*** Block opens ***

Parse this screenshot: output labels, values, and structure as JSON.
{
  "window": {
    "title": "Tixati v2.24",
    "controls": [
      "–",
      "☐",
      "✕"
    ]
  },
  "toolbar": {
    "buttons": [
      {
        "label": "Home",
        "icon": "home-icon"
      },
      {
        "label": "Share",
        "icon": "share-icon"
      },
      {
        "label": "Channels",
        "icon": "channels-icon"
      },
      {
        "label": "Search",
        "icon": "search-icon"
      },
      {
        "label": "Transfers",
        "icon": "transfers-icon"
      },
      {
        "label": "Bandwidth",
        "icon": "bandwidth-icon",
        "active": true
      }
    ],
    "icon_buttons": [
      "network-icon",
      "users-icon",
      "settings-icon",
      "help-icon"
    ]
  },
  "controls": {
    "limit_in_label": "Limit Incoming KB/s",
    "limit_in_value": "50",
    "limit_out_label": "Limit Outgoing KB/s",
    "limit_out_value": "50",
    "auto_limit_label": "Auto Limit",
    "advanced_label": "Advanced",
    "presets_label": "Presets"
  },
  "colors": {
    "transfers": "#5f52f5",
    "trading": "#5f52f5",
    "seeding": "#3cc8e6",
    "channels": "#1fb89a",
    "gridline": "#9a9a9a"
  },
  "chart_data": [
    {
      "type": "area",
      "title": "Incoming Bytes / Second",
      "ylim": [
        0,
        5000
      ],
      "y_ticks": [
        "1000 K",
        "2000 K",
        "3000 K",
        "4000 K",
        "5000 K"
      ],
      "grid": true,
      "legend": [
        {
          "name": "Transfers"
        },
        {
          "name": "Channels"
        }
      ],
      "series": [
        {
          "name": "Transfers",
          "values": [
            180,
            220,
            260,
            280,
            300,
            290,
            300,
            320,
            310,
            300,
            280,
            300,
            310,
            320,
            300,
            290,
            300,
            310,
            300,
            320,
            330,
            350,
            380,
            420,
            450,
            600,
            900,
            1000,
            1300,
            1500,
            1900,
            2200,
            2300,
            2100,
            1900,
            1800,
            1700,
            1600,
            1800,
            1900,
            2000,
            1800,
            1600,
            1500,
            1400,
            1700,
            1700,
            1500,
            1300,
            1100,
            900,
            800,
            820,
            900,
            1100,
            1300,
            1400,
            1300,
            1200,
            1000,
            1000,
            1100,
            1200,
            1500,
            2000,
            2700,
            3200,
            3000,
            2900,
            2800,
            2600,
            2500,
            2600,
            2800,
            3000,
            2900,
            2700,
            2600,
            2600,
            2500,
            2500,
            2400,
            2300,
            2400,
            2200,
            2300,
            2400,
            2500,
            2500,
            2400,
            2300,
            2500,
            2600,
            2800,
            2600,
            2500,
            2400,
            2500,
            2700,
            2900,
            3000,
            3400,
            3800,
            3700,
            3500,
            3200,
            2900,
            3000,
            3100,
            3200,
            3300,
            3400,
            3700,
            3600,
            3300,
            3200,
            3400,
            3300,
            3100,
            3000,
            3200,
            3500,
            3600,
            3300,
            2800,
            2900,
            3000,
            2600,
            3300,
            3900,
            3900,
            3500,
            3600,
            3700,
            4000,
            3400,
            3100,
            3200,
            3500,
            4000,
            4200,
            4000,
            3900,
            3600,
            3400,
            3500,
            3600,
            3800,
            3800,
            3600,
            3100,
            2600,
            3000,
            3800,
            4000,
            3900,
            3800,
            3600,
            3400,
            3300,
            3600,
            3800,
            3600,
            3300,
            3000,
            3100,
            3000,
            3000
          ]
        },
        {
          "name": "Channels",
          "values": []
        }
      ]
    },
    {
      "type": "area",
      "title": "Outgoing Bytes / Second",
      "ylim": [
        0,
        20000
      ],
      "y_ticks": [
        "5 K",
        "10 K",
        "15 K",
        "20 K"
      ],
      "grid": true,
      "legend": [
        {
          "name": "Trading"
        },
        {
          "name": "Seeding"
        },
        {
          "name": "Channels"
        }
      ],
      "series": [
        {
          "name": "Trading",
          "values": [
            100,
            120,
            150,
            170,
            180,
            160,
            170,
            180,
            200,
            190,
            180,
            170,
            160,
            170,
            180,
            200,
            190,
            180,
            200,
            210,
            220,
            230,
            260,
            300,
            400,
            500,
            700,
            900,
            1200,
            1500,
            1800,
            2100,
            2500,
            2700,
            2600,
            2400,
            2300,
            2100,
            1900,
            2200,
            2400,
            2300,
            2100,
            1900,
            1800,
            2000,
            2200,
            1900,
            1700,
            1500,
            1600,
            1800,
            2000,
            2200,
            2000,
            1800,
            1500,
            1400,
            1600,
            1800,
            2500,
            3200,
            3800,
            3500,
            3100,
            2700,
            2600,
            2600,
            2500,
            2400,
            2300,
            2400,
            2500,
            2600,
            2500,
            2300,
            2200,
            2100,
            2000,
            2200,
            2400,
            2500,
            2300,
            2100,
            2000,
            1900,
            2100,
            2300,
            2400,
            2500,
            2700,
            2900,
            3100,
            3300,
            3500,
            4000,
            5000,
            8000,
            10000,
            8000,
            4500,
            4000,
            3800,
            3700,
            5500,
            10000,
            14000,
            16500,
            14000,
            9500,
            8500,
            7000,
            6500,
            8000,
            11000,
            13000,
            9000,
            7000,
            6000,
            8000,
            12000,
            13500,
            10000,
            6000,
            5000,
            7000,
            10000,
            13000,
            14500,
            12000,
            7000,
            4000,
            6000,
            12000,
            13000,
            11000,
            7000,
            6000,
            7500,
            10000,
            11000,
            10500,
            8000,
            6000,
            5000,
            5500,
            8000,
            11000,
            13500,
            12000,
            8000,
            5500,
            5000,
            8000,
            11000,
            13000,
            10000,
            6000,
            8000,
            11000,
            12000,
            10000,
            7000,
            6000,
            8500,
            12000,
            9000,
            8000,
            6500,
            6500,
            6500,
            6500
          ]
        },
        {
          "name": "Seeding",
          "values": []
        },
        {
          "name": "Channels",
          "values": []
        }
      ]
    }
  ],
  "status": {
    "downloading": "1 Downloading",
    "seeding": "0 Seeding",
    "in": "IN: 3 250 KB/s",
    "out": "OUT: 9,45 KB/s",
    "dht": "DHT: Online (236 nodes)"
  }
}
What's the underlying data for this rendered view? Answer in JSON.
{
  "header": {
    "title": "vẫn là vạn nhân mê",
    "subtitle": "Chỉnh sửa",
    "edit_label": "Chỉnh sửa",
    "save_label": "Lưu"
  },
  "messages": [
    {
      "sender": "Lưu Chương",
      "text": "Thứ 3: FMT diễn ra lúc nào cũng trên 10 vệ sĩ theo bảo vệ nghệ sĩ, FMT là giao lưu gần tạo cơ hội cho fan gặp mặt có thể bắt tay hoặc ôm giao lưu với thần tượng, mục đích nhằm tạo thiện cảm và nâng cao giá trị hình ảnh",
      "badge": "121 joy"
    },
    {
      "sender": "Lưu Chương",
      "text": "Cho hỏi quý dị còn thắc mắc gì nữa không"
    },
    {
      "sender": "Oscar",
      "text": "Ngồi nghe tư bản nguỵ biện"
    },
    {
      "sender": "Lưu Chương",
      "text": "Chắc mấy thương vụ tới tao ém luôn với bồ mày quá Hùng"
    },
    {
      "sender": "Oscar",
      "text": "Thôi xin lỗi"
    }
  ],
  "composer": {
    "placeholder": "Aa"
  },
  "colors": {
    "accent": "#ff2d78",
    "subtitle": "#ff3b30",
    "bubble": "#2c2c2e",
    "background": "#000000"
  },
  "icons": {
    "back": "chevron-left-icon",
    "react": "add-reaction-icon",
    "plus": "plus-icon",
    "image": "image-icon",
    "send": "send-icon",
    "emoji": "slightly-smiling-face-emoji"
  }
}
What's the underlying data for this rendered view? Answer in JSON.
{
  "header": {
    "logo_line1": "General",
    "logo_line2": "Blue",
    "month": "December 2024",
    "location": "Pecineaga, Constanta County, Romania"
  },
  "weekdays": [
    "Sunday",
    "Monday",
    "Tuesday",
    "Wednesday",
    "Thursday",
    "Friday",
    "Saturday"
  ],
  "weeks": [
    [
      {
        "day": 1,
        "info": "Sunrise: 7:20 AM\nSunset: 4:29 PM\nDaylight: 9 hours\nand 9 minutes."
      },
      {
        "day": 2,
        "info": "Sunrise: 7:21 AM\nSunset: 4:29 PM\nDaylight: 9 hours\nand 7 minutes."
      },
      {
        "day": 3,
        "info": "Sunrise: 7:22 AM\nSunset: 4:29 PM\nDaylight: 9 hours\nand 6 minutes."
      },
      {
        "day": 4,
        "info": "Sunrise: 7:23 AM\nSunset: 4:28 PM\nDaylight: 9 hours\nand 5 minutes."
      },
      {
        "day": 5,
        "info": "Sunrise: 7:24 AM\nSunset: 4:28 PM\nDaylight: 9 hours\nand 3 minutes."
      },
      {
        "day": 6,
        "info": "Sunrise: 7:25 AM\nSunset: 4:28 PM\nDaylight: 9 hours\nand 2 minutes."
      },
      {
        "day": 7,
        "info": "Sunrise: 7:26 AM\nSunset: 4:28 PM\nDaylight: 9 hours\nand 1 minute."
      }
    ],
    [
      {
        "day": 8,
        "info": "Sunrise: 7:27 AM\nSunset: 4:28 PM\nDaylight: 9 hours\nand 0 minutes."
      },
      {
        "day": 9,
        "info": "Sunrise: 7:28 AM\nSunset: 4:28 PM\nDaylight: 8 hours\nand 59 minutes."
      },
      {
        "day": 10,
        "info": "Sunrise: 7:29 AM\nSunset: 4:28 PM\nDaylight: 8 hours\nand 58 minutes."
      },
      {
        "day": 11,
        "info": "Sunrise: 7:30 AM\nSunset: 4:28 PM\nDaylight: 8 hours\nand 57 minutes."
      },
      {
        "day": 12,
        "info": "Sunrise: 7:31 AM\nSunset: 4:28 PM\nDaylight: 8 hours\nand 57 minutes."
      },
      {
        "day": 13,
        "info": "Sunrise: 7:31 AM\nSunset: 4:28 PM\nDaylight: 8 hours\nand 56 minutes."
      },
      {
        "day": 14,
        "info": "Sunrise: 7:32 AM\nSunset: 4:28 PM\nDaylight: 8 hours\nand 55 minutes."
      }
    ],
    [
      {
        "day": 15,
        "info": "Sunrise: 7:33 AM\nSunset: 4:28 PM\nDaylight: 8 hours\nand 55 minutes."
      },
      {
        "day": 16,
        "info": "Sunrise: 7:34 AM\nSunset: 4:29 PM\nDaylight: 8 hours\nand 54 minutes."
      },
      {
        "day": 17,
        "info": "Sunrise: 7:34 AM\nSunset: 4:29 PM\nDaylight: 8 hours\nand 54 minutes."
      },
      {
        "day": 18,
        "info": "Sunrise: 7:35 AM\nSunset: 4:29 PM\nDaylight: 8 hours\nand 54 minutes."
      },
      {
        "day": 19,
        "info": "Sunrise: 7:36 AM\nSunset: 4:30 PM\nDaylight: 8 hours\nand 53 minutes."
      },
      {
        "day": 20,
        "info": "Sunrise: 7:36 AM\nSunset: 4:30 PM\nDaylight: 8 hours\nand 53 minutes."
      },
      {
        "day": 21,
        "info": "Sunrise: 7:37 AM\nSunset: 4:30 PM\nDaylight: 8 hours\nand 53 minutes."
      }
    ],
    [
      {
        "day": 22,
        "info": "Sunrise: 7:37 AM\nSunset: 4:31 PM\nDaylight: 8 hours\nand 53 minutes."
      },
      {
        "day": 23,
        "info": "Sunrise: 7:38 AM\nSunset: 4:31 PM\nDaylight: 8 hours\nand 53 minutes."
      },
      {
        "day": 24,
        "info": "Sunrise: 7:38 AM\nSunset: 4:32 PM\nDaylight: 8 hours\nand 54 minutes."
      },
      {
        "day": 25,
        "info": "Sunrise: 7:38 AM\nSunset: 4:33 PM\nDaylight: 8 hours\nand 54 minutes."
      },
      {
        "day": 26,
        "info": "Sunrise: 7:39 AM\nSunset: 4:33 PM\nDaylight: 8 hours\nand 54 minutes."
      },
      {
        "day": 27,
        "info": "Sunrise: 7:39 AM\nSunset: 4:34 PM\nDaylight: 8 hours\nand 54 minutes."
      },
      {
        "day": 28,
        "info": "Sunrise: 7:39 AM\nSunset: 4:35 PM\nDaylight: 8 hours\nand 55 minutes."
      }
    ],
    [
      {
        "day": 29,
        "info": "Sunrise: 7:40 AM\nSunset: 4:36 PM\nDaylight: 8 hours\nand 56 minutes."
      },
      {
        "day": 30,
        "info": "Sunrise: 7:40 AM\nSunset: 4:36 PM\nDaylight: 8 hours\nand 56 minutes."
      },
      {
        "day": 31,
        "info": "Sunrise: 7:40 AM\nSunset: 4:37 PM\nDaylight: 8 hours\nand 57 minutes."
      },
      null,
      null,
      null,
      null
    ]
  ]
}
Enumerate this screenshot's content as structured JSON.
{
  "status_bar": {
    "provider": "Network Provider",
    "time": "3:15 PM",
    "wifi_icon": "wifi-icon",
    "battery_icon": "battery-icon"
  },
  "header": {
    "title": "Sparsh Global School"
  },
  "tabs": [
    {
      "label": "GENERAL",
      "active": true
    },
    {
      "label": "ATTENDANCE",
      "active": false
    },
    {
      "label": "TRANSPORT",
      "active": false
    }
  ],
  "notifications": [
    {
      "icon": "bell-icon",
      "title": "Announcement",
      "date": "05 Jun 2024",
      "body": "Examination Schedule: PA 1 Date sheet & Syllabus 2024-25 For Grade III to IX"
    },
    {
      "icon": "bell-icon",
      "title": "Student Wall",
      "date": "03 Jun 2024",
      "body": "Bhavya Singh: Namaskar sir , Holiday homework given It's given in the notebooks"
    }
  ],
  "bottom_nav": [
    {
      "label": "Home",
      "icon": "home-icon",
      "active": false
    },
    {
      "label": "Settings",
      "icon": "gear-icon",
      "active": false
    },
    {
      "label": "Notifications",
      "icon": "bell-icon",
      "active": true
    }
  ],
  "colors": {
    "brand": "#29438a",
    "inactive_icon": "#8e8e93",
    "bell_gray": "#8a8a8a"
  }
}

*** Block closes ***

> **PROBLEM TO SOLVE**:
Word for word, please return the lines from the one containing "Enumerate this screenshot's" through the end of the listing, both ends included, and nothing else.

> **EXPECTED ANSWER**:
Enumerate this screenshot's content as structured JSON.
{
  "status_bar": {
    "provider": "Network Provider",
    "time": "3:15 PM",
    "wifi_icon": "wifi-icon",
    "battery_icon": "battery-icon"
  },
  "header": {
    "title": "Sparsh Global School"
  },
  "tabs": [
    {
      "label": "GENERAL",
      "active": true
    },
    {
      "label": "ATTENDANCE",
      "active": false
    },
    {
      "label": "TRANSPORT",
      "active": false
    }
  ],
  "notifications": [
    {
      "icon": "bell-icon",
      "title": "Announcement",
      "date": "05 Jun 2024",
      "body": "Examination Schedule: PA 1 Date sheet & Syllabus 2024-25 For Grade III to IX"
    },
    {
      "icon": "bell-icon",
      "title": "Student Wall",
      "date": "03 Jun 2024",
      "body": "Bhavya Singh: Namaskar sir , Holiday homework given It's given in the notebooks"
    }
  ],
  "bottom_nav": [
    {
      "label": "Home",
      "icon": "home-icon",
      "active": false
    },
    {
      "label": "Settings",
      "icon": "gear-icon",
      "active": false
    },
    {
      "label": "Notifications",
      "icon": "bell-icon",
      "active": true
    }
  ],
  "colors": {
    "brand": "#29438a",
    "inactive_icon": "#8e8e93",
    "bell_gray": "#8a8a8a"
  }
}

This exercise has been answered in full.